The corporation agreed to settle in the North side of Amsterdam’s port area, in a site evocative of both an artistic street culture and the tenseness of ultimate sports. The plan landed in an old heritage shipbuilding manufacturing unit, facing a timeless crane and an old disused Russian
“To blueprint the internal space, we targeted at retrieving Red Bull’s philosophy, splitting spaces in accordance with their use and spirit, to propose the concept of the 2 opposed and complementary hemispheres of the human being mind, cause versus instinct, arts versus the industry, dark versus light, the rise of the angel versus the note of the beast”, tells Jean Pelland, lead blueprint Architect and Senior Companion at Sid Lee Architecture.
Inside the shipbuilding manufacturing unit, with its 3 closest bays, the architects concentrated on expressing the dichotomy of space, shifting from community spaces to personal ones, from black to white and from white to black.
Our goal in that attempt was to combine the virtually brutal simplicity of a manufacturing made with Red Bull’s mystical invite to execute.
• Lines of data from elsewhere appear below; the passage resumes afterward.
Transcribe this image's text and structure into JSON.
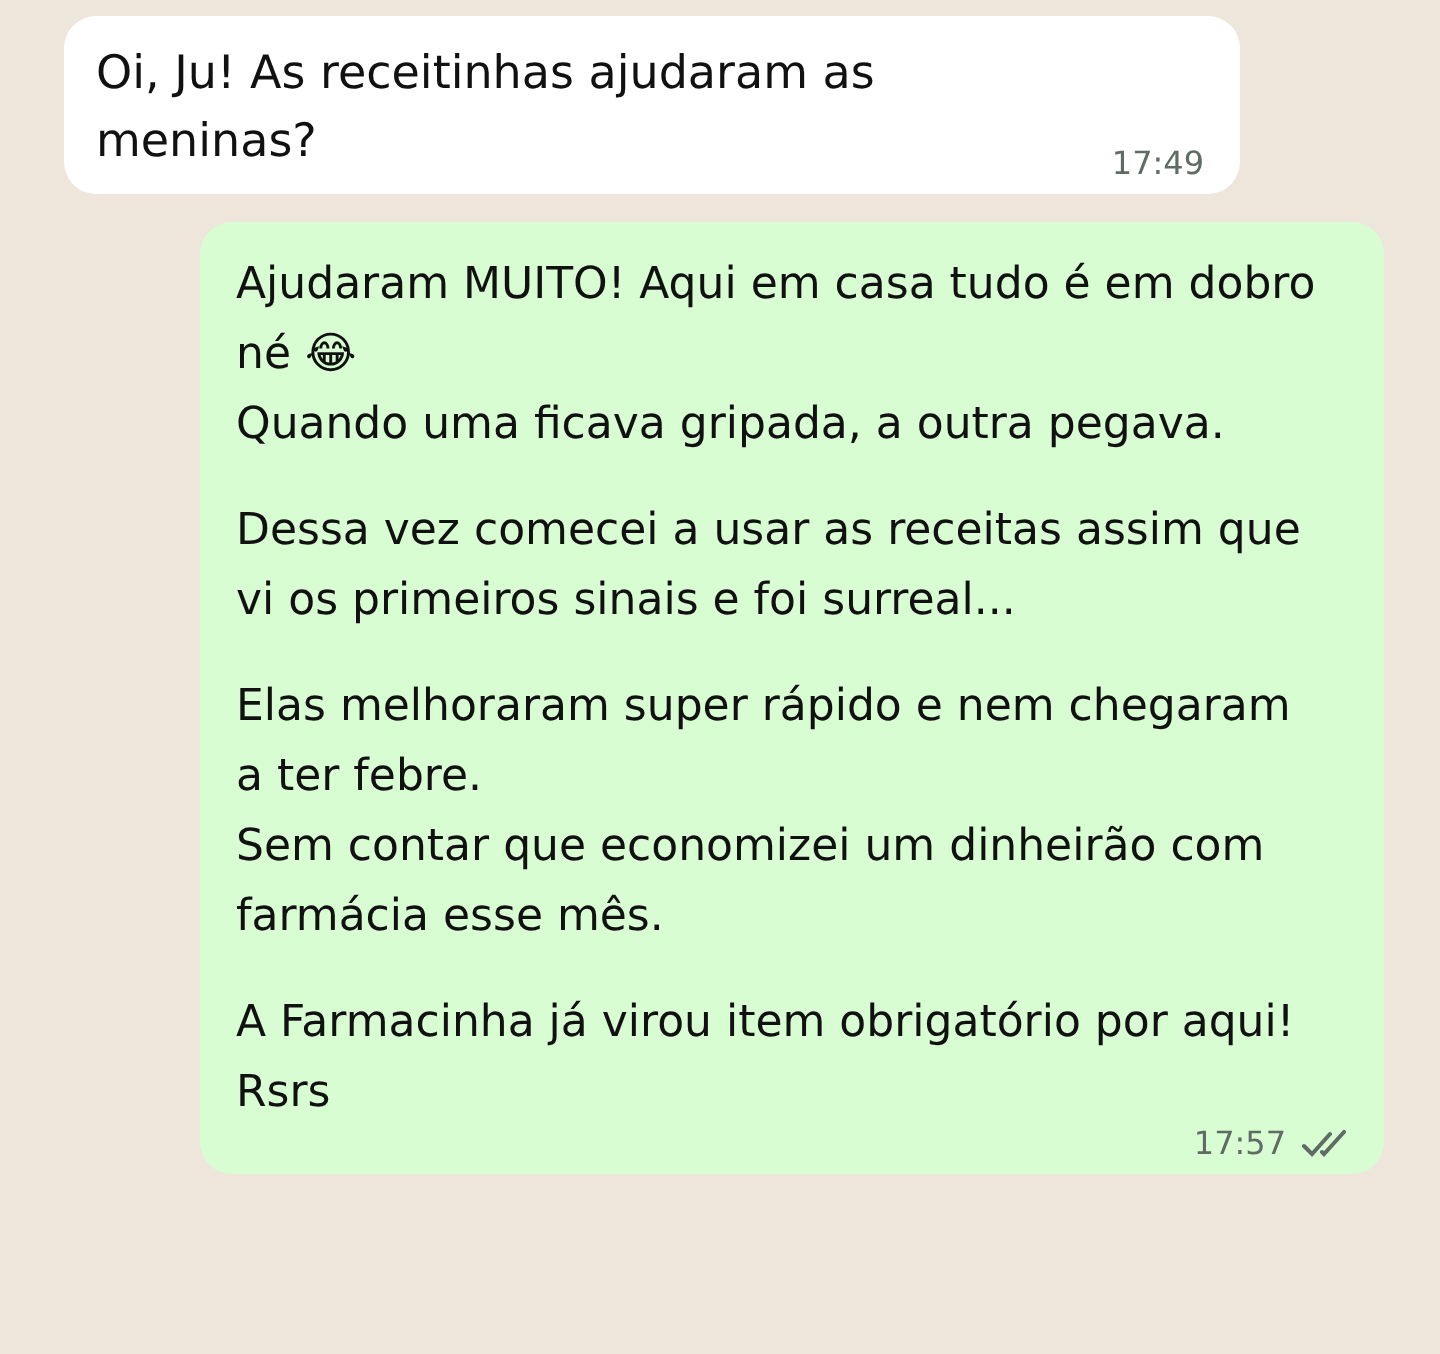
{
  "messages": [
    {
      "kind": "incoming",
      "blocks": [
        [
          "Oi, Ju! As receitinhas ajudaram as meninas?"
        ]
      ],
      "time": "17:49"
    },
    {
      "kind": "outgoing",
      "blocks": [
        [
          "Ajudaram MUITO! Aqui em casa tudo é em dobro né 😂",
          "Quando uma ficava gripada, a outra pegava."
        ],
        [
          "Dessa vez comecei a usar as receitas assim que vi os primeiros sinais e foi surreal..."
        ],
        [
          "Elas melhoraram super rápido e nem chegaram a ter febre.",
          "Sem contar que economizei um dinheirão com farmácia esse mês."
        ],
        [
          "A Farmacinha já virou item obrigatório por aqui! Rsrs"
        ]
      ],
      "time": "17:57",
      "read": false
    }
  ]
}
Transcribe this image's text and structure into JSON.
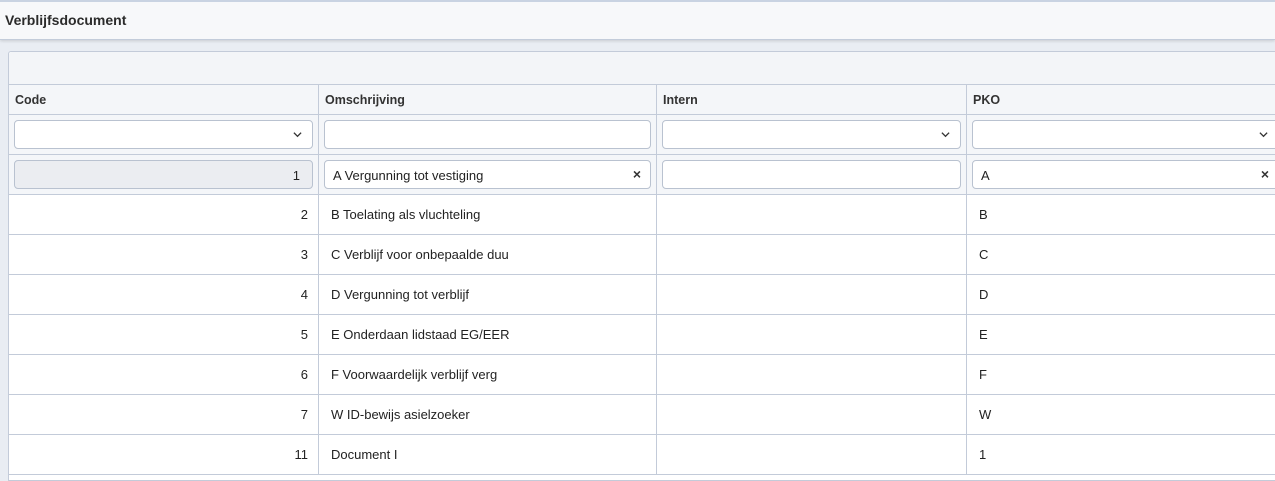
{
  "window": {
    "title": "Verblijfsdocument"
  },
  "columns": [
    "Code",
    "Omschrijving",
    "Intern",
    "PKO"
  ],
  "edit_row": {
    "code": "1",
    "omschrijving": "A Vergunning tot vestiging",
    "intern": "",
    "pko": "A"
  },
  "rows": [
    {
      "code": "2",
      "omschrijving": "B Toelating als vluchteling",
      "intern": "",
      "pko": "B"
    },
    {
      "code": "3",
      "omschrijving": "C Verblijf voor onbepaalde duu",
      "intern": "",
      "pko": "C"
    },
    {
      "code": "4",
      "omschrijving": "D Vergunning tot verblijf",
      "intern": "",
      "pko": "D"
    },
    {
      "code": "5",
      "omschrijving": "E Onderdaan lidstaad EG/EER",
      "intern": "",
      "pko": "E"
    },
    {
      "code": "6",
      "omschrijving": "F Voorwaardelijk verblijf verg",
      "intern": "",
      "pko": "F"
    },
    {
      "code": "7",
      "omschrijving": "W ID-bewijs asielzoeker",
      "intern": "",
      "pko": "W"
    },
    {
      "code": "11",
      "omschrijving": "Document I",
      "intern": "",
      "pko": "1"
    }
  ],
  "icons": {
    "dropdown": "chevron-down-icon",
    "clear": "clear-icon"
  },
  "colors": {
    "border": "#c3cbd9",
    "header_bg": "#f4f6f9",
    "page_bg": "#e9edf3"
  }
}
The indoors architecture with its numerous layers of meaning conveys that dual individuality, recalling the individual of hill cliffs one moment and skate board ramps the next. These triangle- shaped piles, as if ripped off the body of a ship, accumulate semi-open spaces that might be viewed from beneath, as niches, or perhaps from over, as bridges and mezzanines spanning across space. In the architecture we proffer, nothing is undoubtedly set; all is a matter of perception.
Project name: Red Bull Headquarters
Location: Amsterdam, Netherlands
Program: Interior design for office
Project Year: 2010
Project Area: 875 sqm
Completion Year: 2011
Clients / Owner / Developer: Red Bull Netherlands
Interior Designer: Sid Lee Architecture
Acrhitectural Design: Sid Lee Architecture
Visual Identity and Graphics: Sid Lee
Local Architects: Kamstra Architecten BNA
Builders: Fiction Factory
General Contractor: Jora Vision B.V.
Text Description: © Courtesy of Sid Lee Architecture
Images: © Ewout Huibers